CCP Special Projects

Gentrification in Our Community A Faith Community Response Community Report and Action Plan

Overview:  In response to changes in our community related the process of gentrification, three faith-based organizations hosted communities meetings open to the public for the purpose of gathering information from residents.  The meetings were held on Tuesday, 24 April at Our Lady of Mercy-Neighborhood House; Sunday, 29 April at Saint Patrick’s Church; and Wednesday, 2 May at Trinity Worldwide Outreach Ministries.  We asked participants to complete surveys and participate in group discussions during which we took notes.  More than sixty people attended the meetings and forty-seven people completed surveys.

Download a copy of the latest Report and Action Plan (PDF).

The Case for a Permanent Catholic Campus Ministry Location at the College of Charleston

The Need
The college years are often seen and feared by parents and the public as a time during which the secular world erodes the Christian faith of students. In fact, Mass attendance is declining among all age groups.  Yet longitudinal studies of young Catholics have found that eight out of ten students enter college with the spiritual desire to deepen their faith.

Perhaps more than previous generations, studies find that today’s college students resist structure.  They seek a comfortable safe place, a home, among peers.  As is well known, the current college generation is more bound than any prior to electronic devices linked to digital communities and social networks.  They have grown up in homes gathered in living rooms with each family member intently involved with their personal devices.  The paradox of communal isolation is a hallmark.  Other interfaith studies have found that students with spiritual longing gain the most from shared experiences with peers through study, service, and one-on-one peer interaction.

Many traditional structures and processes of Catholic youth outreach are often not aligned with the needs of today’s college students.  However, the longstanding Newman Center model stands out because it offers the home and faith community environment that students want and need.  The key elements of the Newman Model include a permanent gathering place that is comfortably like home, large enough space for gatherings of forty or more people, close proximity to the college campus and a Catholic Church; and a kitchen available for large meals and off-hour and late-night snacks.  In short, it is a loving Catholic family home away from home.

This conceptual and empirical depiction of what a Catholic campus ministry center should be is affirmed by the testimony of the former and current students involved in Campus Ministry at the College of Charleston.  In what had been the temporary center called the Upper Room, one former student said that you would regularly find ten to fifteen students gathered in this “comfortable and safe space” to study at any time of the day or night.  Because upperclassmen would naturally become peer mentors for underclassmen, students with demanding class and study schedules would retreat to the Upper Room for peaceful fellowship and quiet study rather than the library.  According to the students, these one-on-one relationships were vital to deepening the students’ faith because they saw their peers living as quiet witnesses to the Gospel.  As one said, “You become more like the people you spend time with.”

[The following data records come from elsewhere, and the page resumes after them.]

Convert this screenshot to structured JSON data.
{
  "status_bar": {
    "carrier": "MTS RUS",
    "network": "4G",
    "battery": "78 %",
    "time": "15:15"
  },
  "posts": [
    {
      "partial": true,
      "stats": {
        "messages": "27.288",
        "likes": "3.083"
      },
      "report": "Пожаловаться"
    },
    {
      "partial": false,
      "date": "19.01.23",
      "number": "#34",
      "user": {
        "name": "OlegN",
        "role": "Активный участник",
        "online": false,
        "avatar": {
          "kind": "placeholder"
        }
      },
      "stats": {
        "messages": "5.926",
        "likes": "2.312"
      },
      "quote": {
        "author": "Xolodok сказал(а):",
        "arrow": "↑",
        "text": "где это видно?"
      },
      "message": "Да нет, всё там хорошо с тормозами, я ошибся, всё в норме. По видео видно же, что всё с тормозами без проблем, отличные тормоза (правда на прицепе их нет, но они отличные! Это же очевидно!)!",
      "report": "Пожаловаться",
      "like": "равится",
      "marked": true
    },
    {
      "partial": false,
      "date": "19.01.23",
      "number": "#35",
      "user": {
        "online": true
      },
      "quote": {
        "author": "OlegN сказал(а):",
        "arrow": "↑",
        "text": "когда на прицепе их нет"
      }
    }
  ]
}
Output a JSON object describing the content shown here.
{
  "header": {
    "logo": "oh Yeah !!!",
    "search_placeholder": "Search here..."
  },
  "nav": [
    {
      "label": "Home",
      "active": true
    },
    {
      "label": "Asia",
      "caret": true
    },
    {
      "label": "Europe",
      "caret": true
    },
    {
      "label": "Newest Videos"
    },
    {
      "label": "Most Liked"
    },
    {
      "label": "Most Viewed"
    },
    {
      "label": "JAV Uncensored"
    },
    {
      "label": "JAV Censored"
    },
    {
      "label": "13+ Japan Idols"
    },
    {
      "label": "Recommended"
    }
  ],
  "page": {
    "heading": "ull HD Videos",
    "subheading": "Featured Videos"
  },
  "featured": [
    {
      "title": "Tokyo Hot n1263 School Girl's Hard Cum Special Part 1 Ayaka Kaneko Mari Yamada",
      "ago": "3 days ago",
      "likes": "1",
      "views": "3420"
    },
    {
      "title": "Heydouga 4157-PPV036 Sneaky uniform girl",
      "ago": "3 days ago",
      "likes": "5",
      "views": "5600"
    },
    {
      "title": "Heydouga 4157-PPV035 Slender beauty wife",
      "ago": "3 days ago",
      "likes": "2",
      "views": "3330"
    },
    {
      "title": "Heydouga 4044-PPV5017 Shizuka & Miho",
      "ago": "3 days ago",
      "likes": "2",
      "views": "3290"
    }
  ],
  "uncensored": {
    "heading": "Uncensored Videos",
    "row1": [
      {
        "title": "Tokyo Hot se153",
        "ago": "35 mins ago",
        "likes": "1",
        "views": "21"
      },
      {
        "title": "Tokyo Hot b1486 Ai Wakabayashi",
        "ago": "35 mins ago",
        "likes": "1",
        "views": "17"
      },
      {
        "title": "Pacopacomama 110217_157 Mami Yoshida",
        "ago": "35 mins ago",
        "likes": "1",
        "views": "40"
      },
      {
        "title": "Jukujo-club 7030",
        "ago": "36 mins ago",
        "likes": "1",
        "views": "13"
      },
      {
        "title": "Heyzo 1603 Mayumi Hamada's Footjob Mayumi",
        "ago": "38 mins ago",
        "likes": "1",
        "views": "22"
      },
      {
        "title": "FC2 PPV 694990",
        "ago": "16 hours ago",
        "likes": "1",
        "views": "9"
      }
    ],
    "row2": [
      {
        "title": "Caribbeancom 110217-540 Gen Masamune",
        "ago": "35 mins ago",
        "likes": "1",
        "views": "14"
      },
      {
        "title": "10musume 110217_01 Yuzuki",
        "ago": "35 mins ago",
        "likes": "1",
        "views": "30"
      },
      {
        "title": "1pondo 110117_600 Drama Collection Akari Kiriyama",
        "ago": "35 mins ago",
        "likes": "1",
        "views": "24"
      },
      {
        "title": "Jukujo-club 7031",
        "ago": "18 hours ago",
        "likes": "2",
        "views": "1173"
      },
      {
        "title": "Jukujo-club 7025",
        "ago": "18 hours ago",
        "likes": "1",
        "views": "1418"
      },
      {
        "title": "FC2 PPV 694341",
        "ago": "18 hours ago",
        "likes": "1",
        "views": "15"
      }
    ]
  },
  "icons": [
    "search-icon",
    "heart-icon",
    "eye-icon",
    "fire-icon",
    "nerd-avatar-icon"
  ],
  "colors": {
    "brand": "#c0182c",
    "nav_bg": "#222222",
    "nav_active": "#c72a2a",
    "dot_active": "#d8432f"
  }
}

The students who spent their days in the Upper Room also regularly attended Mass at Saint Patrick’s, inviting Catholics and non-Catholics alike.  Many non-Catholic friends became regular Mass attendees.  The students who shared their experiences came from homes that were both very and not very devout.  Yet they all found that their experience in campus ministry through the Upper Room deepened their faith and made them truer followers of Christ.

Today, Campus Ministry is without a home.  Saint Patrick’s Parish continues to offer a student Mass and provides meeting space for a weekly community meal.  Yet the program is without ongoing meeting space.  With deep concern for the spiritual well-being of young people at the College of Charleston and interest in ensuring that the ministry finds appropriate permanent space to renew the program and feed the spiritual hunger of young people for the Truth found only in Christ, a group of lay Catholics have joined to provide support for the ministry and work with the parish and diocese to find an acceptable permanent solution. 

Be demanding of the world around you; be demanding first of all with yourselves.  Be children of God; take pride in it!  Pope Saint John Paul II, World Youth Day, Czestochowa, Poland

The Solution
The “Newman Center” model continues to be the most effective and distinctive approach to Catholic college ministry on large and mid-size campuses. This model stands out because it offers the home and faith community environments that students want and need.

The key elements of the Newman Model dedicated center include:

  • Close proximity both to the college campus within well lit, safe walking distance for late night travel (St. Patrick’s Catholic Church, our parish home away from home parish, could not be better located)
  • Permanent gathering place that is comfortably like home – dedicated only for campus ministry use
  • Large enough “living room” space for gatherings of forty or more people (e.g., movie nights, speakers, discussions, etc.)
  • Two bathrooms – handicap accessible
  • Main entrance and at least ground floor handicap accessible
  • Kitchen available for prep of large meals and off-hour and late-night snacks
  • Study rooms adequate for private and small group study
  • Private ministry office for both workstation and pastoral counseling
  • Multiple electric circuits, outlets, and charging stations for the “wired” generation
  • A small quiet meditation prayer room
  • Total space requirement of about 3,000 – 4,000 square feet

Download the latest copy of this Case Statement (PDF).